[Saved entries]
┌──
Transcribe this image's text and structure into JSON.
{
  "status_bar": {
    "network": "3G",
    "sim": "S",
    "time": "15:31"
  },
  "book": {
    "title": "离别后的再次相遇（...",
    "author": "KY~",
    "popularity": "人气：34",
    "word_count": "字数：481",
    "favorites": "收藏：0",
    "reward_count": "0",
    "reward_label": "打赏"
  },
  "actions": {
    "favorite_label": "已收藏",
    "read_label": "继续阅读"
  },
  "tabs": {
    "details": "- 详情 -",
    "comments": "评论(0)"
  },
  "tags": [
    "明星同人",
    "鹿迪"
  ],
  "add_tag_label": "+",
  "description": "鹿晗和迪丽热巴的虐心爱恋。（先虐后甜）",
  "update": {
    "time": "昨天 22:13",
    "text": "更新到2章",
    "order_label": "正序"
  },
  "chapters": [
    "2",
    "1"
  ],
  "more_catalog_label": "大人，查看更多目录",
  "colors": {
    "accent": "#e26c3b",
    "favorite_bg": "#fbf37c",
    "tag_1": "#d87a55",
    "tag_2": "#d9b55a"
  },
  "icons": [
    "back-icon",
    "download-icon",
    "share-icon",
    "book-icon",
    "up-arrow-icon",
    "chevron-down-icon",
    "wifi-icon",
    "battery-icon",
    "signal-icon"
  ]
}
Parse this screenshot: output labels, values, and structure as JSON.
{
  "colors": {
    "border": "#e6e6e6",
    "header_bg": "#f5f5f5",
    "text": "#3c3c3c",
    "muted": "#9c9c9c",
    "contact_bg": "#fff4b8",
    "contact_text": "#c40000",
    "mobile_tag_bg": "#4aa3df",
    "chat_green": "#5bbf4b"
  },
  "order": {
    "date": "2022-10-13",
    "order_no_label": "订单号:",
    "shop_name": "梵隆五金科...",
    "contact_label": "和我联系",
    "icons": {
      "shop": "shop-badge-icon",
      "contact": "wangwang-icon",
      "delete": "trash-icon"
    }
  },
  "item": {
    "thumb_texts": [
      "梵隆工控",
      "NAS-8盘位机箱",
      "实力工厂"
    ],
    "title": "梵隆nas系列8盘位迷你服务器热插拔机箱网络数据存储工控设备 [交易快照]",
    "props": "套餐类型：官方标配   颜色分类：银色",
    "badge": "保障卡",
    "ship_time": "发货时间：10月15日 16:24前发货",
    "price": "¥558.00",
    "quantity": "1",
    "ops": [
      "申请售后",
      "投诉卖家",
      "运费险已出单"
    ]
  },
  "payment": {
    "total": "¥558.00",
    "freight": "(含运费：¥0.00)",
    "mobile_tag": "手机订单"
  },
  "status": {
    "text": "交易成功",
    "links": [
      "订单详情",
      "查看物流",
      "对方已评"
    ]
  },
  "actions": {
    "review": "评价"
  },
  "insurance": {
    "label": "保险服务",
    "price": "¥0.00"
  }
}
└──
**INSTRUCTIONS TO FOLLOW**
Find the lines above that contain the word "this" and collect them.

**TASK RESULT**
Transcribe this image's text and structure into JSON.
Parse this screenshot: output labels, values, and structure as JSON.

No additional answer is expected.